**EXERCISE INSTRUCTIONS**
Scan the entries that follow for the word "subtitle", then report every line in which it appears.
***** DATASET ENTRIES *****
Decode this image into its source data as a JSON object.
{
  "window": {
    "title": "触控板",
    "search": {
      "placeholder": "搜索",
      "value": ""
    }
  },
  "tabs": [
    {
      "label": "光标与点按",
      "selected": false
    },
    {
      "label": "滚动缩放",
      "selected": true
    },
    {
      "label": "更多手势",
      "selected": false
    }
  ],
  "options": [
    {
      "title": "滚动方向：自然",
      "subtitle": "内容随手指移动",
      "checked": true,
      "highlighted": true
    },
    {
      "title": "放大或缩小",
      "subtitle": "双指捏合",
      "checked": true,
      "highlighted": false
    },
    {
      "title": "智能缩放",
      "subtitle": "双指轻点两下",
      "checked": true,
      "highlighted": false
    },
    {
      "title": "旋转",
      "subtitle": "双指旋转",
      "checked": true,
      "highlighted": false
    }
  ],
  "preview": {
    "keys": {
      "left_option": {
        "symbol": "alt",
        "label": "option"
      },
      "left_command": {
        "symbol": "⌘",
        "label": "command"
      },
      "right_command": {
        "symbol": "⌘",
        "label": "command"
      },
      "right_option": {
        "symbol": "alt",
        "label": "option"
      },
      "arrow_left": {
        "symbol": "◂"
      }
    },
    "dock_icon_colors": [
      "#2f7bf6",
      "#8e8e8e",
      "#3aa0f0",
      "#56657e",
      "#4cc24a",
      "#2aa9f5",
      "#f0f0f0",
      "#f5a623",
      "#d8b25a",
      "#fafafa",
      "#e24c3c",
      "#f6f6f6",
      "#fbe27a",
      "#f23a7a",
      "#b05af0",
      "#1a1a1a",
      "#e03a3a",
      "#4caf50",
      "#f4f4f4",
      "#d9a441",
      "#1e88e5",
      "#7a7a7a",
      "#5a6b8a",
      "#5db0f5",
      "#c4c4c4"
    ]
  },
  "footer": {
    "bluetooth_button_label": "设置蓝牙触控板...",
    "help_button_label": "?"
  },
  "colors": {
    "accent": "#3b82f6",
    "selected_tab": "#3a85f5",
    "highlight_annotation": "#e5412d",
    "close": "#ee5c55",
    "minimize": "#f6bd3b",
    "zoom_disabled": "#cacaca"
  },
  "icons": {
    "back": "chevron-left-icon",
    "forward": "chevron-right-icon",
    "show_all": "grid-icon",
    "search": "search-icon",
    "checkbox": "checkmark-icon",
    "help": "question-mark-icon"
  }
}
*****
**WORKED SOLUTION**
      "subtitle": "内容随手指移动",
      "subtitle": "双指捏合",
      "subtitle": "双指轻点两下",
      "subtitle": "双指旋转",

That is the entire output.